▸ Problem details
Would you please write out each of the entries below exactly, omitting pictures?

▸ Stored dataset items

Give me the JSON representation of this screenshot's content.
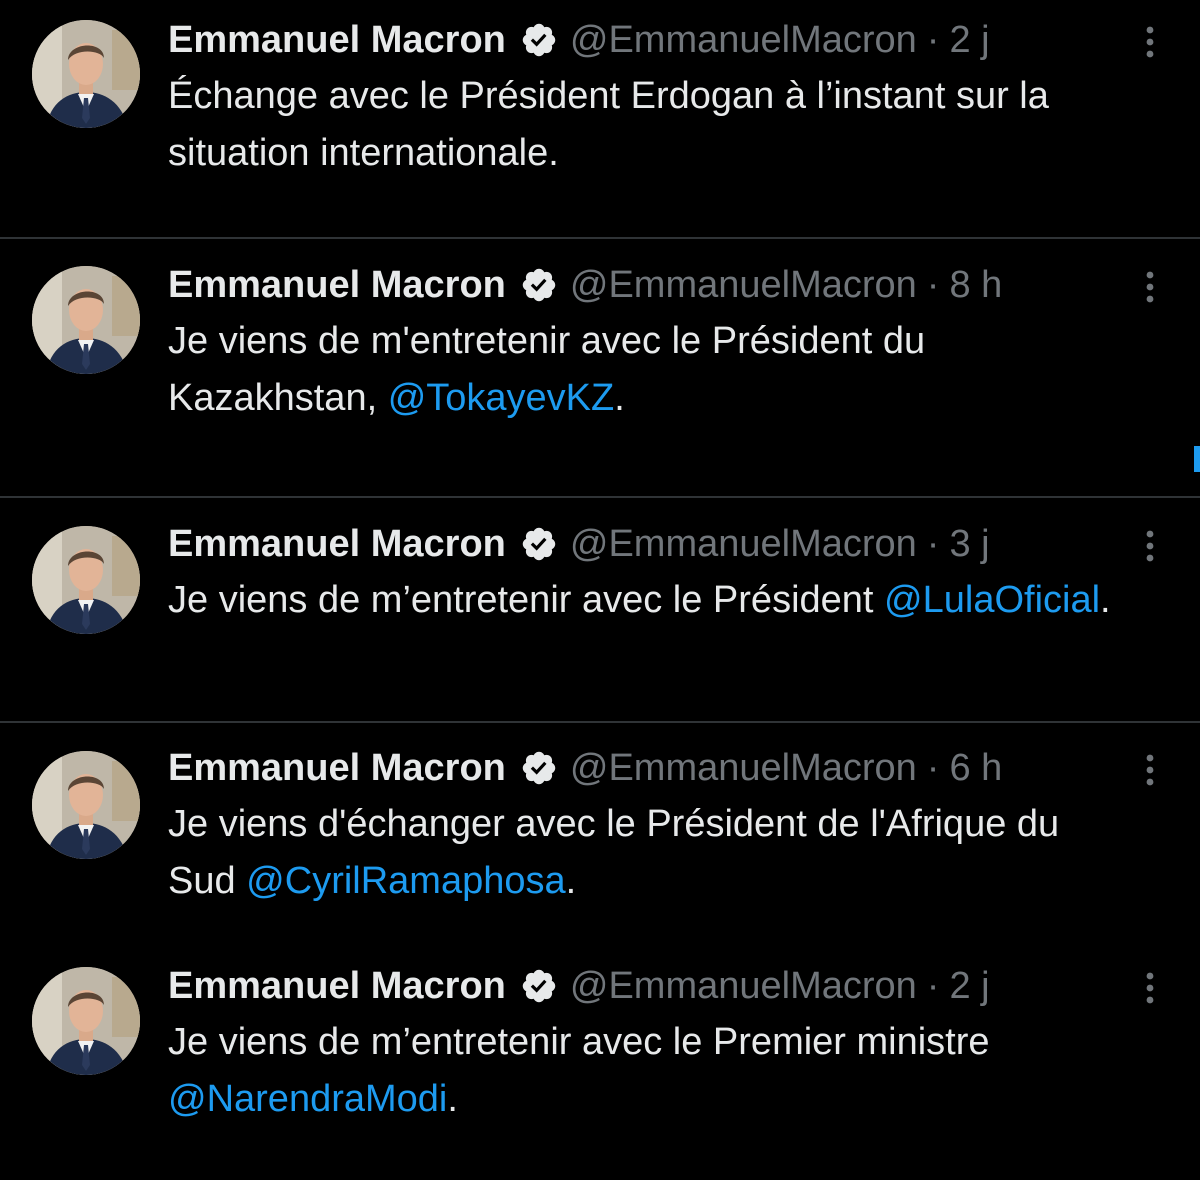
{
  "colors": {
    "background": "#000000",
    "text": "#e7e9ea",
    "secondary": "#71767b",
    "mention": "#1d9bf0",
    "verified": "#e7e9ea",
    "divider": "#2f3336"
  },
  "icons": {
    "verified": "verified-badge-icon",
    "more": "more-options-icon"
  },
  "tweets": [
    {
      "author": "Emmanuel Macron",
      "handle": "@EmmanuelMacron",
      "separator": "·",
      "time": "2 j",
      "text": "Échange avec le Président Erdogan à l’instant sur la situation internationale."
    },
    {
      "author": "Emmanuel Macron",
      "handle": "@EmmanuelMacron",
      "separator": "·",
      "time": "8 h",
      "text_before": "Je viens de m'entretenir avec le Président du Kazakhstan, ",
      "mention": "@TokayevKZ",
      "text_after": "."
    },
    {
      "author": "Emmanuel Macron",
      "handle": "@EmmanuelMacron",
      "separator": "·",
      "time": "3 j",
      "text_before": "Je viens de m’entretenir avec le Président ",
      "mention": "@LulaOficial",
      "text_after": "."
    },
    {
      "author": "Emmanuel Macron",
      "handle": "@EmmanuelMacron",
      "separator": "·",
      "time": "6 h",
      "text_before": "Je viens d'échanger avec le Président de l'Afrique du Sud ",
      "mention": "@CyrilRamaphosa",
      "text_after": "."
    },
    {
      "author": "Emmanuel Macron",
      "handle": "@EmmanuelMacron",
      "separator": "·",
      "time": "2 j",
      "text_before": "Je viens de m’entretenir avec le Premier ministre ",
      "mention": "@NarendraModi",
      "text_after": "."
    }
  ]
}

▸ Reply
Give me the JSON representation of this screenshot's content.
{
  "colors": {
    "background": "#000000",
    "text": "#e7e9ea",
    "secondary": "#71767b",
    "mention": "#1d9bf0",
    "verified": "#e7e9ea",
    "divider": "#2f3336"
  },
  "icons": {
    "verified": "verified-badge-icon",
    "more": "more-options-icon"
  },
  "tweets": [
    {
      "author": "Emmanuel Macron",
      "handle": "@EmmanuelMacron",
      "separator": "·",
      "time": "2 j",
      "text": "Échange avec le Président Erdogan à l’instant sur la situation internationale."
    },
    {
      "author": "Emmanuel Macron",
      "handle": "@EmmanuelMacron",
      "separator": "·",
      "time": "8 h",
      "text_before": "Je viens de m'entretenir avec le Président du Kazakhstan, ",
      "mention": "@TokayevKZ",
      "text_after": "."
    },
    {
      "author": "Emmanuel Macron",
      "handle": "@EmmanuelMacron",
      "separator": "·",
      "time": "3 j",
      "text_before": "Je viens de m’entretenir avec le Président ",
      "mention": "@LulaOficial",
      "text_after": "."
    },
    {
      "author": "Emmanuel Macron",
      "handle": "@EmmanuelMacron",
      "separator": "·",
      "time": "6 h",
      "text_before": "Je viens d'échanger avec le Président de l'Afrique du Sud ",
      "mention": "@CyrilRamaphosa",
      "text_after": "."
    },
    {
      "author": "Emmanuel Macron",
      "handle": "@EmmanuelMacron",
      "separator": "·",
      "time": "2 j",
      "text_before": "Je viens de m’entretenir avec le Premier ministre ",
      "mention": "@NarendraModi",
      "text_after": "."
    }
  ]
}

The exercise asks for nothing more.